There’s nothing like writing a $650 check for a tank of heating oil to remind us just how expensive the stuff has gotten this winter.

And that was for oil costing $3.45 per gallon. Now the price has jumped to $3.70. Ouch.

I still was fussing when I stopped into the office of Scott Morelli, Gardiner city manager, the other morning. As I grumbled, Scott broke into a grin. “The new boiler. It’s up and running. No more heating oil here as of yesterday afternoon.”

Indeed, as of late February, Gardiner now heats its entire municipal office complex with wood pellets.

Those wood pellets come from a Maine factory, made from Maine trees cut by Maine loggers. And we’re burning them in a boiler assembled in Bethel by Maine Energy Systems.

The pellets cost about $230 per ton, which is equivalent to heating oil at $2 per gallon. And the city’s pricing is locked in for the next three years.

Gardiner’s public works garage also has switched from oil to pellets. And even as Chuck Applebee, the city’s public works director, studies how to eliminate fossil fuels at Gardiner’s sewage treatment plant, he’s already chopped heating oil use by two-thirds there.

In years past, boilers at the sewage plant burned 25,000 to 30,000 gallons of heating oil. This year, Applebee cut this to 9,000 gallons through some low-cost tweaks.

The bottom line? Gardiner will pay about $50,000 to heat its municipal buildings next winter. Had it followed a heating-oil-as-usual approach, it would have spent $125,000.

Pretty nifty savings, I’d say. Here’s how they happened:

In the summer of 2009, Applebee learned that the heating system at the public works garage was broken beyond repair.

A few weeks later, the state fire marshal condemned one of City Hall’s two furnaces. The other furnace also was 40-plus years old, and in danger of failing.

None of this was good news, to say the least.

Over the next few months, a consultant helped us study options ranging from propane to geothermal to heating oil. After factoring in projected fuel costs over a 10- or 20-year period, wood pellets emerged as the frugal solution.

And so we took the plunge, buying a $70,000 pellet system for the public works garage and, this year, a $120,000 pellet system for City Hall.

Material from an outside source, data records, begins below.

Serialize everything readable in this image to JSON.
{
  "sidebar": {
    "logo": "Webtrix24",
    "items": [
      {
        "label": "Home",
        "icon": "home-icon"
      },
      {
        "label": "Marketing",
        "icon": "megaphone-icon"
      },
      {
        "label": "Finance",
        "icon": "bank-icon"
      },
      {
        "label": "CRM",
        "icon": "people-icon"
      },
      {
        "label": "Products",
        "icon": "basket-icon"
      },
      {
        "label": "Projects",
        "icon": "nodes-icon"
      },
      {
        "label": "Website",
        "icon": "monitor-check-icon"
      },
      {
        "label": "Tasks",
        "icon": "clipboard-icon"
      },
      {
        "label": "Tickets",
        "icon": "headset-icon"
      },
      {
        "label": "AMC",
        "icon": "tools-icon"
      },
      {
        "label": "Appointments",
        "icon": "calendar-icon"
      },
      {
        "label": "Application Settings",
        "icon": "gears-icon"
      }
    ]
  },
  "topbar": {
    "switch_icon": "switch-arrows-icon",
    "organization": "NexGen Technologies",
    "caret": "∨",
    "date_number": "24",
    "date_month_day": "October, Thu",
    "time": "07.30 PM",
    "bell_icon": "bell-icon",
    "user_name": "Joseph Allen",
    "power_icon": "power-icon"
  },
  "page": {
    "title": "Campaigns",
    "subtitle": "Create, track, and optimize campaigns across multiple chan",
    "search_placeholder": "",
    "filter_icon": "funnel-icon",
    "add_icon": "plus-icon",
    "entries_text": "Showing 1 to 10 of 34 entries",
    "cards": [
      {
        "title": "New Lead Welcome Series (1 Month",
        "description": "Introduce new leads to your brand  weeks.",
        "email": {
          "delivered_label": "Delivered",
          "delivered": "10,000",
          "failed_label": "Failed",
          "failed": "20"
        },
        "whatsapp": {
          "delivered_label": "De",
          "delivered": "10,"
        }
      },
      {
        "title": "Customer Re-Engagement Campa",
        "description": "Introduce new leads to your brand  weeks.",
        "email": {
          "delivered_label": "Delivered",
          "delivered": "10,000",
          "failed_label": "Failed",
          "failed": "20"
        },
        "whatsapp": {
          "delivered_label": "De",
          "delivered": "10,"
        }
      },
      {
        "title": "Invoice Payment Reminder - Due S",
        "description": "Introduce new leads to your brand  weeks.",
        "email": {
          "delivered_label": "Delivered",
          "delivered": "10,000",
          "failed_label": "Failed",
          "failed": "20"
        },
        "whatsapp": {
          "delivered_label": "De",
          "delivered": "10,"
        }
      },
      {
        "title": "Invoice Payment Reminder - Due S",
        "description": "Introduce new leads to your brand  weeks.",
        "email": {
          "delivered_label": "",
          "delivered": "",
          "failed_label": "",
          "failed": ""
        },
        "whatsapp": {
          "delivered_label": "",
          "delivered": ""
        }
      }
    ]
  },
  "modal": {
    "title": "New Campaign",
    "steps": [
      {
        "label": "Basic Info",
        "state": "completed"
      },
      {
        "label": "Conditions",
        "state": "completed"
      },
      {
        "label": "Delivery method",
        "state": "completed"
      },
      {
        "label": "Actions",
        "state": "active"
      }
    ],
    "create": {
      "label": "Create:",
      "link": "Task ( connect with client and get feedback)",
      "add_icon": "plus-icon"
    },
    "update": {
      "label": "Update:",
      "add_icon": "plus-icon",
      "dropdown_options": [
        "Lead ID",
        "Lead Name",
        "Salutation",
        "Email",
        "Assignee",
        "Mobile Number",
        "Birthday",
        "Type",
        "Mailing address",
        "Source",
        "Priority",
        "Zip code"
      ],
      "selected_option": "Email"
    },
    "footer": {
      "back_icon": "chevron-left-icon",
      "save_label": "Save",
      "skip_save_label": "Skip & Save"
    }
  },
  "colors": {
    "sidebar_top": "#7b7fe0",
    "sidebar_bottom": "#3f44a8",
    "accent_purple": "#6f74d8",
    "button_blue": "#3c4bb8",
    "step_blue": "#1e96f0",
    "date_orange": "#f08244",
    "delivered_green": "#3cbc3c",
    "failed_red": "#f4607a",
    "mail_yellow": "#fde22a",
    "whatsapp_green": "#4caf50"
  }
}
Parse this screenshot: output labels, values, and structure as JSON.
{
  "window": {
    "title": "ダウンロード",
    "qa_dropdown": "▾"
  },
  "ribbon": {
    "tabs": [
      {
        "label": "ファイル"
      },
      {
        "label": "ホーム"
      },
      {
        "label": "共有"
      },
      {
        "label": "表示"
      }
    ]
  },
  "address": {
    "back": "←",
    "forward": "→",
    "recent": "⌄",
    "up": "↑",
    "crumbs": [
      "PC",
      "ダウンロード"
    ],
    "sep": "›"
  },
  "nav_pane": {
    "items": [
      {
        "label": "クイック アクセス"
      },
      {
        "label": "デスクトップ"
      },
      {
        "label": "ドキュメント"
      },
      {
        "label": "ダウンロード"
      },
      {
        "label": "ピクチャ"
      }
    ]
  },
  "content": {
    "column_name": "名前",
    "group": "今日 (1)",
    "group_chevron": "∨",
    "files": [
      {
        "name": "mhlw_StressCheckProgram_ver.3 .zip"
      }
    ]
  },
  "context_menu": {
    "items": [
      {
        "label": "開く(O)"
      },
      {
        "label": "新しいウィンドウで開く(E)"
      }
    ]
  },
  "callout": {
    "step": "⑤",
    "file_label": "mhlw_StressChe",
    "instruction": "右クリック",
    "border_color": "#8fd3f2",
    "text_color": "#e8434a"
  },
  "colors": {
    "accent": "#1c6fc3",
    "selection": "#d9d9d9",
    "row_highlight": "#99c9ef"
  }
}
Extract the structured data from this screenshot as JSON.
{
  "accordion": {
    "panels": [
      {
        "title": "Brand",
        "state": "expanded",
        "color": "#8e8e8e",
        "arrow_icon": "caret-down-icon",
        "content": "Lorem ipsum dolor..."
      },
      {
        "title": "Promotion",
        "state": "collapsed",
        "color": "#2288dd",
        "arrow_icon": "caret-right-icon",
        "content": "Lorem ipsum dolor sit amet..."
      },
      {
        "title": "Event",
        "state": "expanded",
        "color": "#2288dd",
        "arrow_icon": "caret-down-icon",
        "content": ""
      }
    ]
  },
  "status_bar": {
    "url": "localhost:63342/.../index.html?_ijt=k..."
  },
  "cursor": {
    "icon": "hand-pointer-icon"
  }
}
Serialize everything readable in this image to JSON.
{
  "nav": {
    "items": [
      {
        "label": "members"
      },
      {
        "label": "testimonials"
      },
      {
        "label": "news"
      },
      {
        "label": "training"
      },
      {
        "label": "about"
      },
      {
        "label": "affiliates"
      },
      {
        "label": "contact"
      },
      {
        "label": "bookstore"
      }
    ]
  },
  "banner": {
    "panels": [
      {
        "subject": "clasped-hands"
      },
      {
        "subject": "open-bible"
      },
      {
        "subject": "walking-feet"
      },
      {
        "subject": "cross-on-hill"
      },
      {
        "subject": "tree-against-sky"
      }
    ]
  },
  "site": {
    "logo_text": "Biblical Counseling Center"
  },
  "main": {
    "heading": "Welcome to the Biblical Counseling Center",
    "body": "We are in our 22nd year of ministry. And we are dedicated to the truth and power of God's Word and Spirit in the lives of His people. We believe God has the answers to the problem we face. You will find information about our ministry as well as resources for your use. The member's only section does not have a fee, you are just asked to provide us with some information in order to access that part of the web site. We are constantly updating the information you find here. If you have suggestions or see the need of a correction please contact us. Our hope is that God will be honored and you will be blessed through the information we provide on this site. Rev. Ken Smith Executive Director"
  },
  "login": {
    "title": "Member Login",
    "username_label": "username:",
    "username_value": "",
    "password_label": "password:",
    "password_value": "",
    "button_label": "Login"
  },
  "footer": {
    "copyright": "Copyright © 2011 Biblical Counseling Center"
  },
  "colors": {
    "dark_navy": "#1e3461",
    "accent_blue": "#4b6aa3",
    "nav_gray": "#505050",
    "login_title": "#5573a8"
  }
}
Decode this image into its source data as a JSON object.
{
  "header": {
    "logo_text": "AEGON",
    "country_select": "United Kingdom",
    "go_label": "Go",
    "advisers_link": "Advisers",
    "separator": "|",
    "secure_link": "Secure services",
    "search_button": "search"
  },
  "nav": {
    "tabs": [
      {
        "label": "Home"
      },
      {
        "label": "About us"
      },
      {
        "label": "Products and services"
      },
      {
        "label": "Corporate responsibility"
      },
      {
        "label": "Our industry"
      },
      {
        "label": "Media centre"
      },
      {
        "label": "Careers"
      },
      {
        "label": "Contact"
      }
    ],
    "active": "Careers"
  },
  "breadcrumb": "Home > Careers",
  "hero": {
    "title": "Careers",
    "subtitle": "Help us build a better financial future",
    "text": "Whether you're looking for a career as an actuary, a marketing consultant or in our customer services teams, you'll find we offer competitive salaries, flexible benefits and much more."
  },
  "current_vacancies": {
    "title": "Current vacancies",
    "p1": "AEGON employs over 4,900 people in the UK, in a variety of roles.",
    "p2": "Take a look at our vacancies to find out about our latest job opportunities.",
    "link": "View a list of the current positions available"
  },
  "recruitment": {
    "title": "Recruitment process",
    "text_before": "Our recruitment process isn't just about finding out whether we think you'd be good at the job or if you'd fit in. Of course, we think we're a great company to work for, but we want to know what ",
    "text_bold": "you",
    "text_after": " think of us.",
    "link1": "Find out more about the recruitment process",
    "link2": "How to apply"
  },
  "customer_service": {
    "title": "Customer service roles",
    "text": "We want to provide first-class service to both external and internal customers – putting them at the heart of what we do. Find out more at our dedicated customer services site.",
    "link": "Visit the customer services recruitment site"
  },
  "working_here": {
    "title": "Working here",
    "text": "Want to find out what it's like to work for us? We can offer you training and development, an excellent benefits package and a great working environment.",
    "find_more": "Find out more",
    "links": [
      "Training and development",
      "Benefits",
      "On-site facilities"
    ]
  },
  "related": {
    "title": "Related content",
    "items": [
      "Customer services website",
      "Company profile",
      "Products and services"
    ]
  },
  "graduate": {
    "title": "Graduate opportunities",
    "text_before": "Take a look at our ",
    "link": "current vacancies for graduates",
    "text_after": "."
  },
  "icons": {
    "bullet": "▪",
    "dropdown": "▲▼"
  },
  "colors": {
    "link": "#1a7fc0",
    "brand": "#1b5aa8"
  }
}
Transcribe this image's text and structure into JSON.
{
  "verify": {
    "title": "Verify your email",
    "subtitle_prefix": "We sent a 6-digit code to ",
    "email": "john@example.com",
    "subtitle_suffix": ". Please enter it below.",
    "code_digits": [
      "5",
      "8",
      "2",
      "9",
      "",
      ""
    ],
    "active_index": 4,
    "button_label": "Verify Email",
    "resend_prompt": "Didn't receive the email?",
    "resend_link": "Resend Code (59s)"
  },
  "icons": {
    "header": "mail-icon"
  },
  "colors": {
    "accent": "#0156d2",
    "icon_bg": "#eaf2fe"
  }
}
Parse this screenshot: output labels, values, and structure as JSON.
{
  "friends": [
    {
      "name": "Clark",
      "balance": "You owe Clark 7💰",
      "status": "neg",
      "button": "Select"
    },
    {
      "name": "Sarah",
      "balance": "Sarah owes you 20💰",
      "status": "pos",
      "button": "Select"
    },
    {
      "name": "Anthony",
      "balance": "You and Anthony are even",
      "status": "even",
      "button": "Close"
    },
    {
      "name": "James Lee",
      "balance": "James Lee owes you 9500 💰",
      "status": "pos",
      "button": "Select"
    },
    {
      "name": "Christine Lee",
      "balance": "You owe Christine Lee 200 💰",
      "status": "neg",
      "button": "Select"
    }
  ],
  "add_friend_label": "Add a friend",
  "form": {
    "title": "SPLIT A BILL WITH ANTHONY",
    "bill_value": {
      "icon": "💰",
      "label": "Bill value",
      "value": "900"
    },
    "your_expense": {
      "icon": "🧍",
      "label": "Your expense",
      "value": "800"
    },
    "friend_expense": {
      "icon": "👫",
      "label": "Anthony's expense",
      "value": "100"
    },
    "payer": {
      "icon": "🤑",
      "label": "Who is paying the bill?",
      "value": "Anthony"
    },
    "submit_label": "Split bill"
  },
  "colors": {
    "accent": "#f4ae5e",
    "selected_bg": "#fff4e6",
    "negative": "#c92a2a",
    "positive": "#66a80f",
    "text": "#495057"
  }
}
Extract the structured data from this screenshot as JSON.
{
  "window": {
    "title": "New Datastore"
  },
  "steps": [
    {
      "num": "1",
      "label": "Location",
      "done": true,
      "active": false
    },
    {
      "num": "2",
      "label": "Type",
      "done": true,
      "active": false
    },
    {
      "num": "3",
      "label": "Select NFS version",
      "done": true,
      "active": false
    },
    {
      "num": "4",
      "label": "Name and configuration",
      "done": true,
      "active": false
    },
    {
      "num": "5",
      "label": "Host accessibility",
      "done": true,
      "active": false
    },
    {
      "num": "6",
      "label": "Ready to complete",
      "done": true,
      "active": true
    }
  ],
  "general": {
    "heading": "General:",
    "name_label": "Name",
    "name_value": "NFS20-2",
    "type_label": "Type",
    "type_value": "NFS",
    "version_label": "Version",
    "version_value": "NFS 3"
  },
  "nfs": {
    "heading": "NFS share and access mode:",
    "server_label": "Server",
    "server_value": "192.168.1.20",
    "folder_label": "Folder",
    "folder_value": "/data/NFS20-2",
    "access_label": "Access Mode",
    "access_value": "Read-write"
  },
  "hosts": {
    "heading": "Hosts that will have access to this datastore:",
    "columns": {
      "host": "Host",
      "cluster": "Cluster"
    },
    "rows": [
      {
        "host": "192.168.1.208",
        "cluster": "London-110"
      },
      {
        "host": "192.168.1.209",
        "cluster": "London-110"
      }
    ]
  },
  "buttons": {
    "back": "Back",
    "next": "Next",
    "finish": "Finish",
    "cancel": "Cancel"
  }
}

That’s a lot of money, of course, far more than a couple heating oil boilers would have cost. A federal grant, however, paid half the cost of the pellet system at City Hall, cutting the city’s share to $60,000, just $20,000 more than a new oil boiler.

At both buildings, the day-to-day savings are impressive. At City Hall, for example, we’ll save $10,000 to $12,000 yearly buying pellets instead of heating oil. This means the new system will pay for itself in two years.

What about natural gas? Should we have waited to see if ever becomes available? Well, Applebee believes that wood pellets may prove cheaper in the long run than natural gas. And I think he’s right.

Alas, Gardiner’s good news could be better: While other school systems vie for state and federal grants to improve energy efficiency, the directors of our local school system, SAD 11, keep paying ever-more-outrageous energy bills — and hoping that local residents won’t notice.

(Disclosure: My wife, Deborah Holmes, is a SAD 11 director. She thinks the school system can and should do more to rein in energy costs.)

Last winter, Gardiner Area High School chugged through 52,000 gallons of heating oil. The middle school used 22,000 gallons; the district’s elementary schools, another 44,000 gallons.

All this oil and propane will cost the school system $400,000 or more next year. And the school board just keeps on paying.

The Saudis say thanks. As for me, I’ll take City Hall’s approach to the challenge of high energy costs.

Kendall Holmes, an at-large member of the Gardiner City Council, has edited a variety of web sites and magazines, and he founded The Old House Web, a leading home-improvement advice site. He’s also a former Washington correspondent for the Kennebec Journal, the Morning Sentinel and the Portland Press Herald.

filed under:

Augusta and Waterville news

Get news and events from your towns in your inbox every Friday.

  • This field is for validation purposes and should be left unchanged.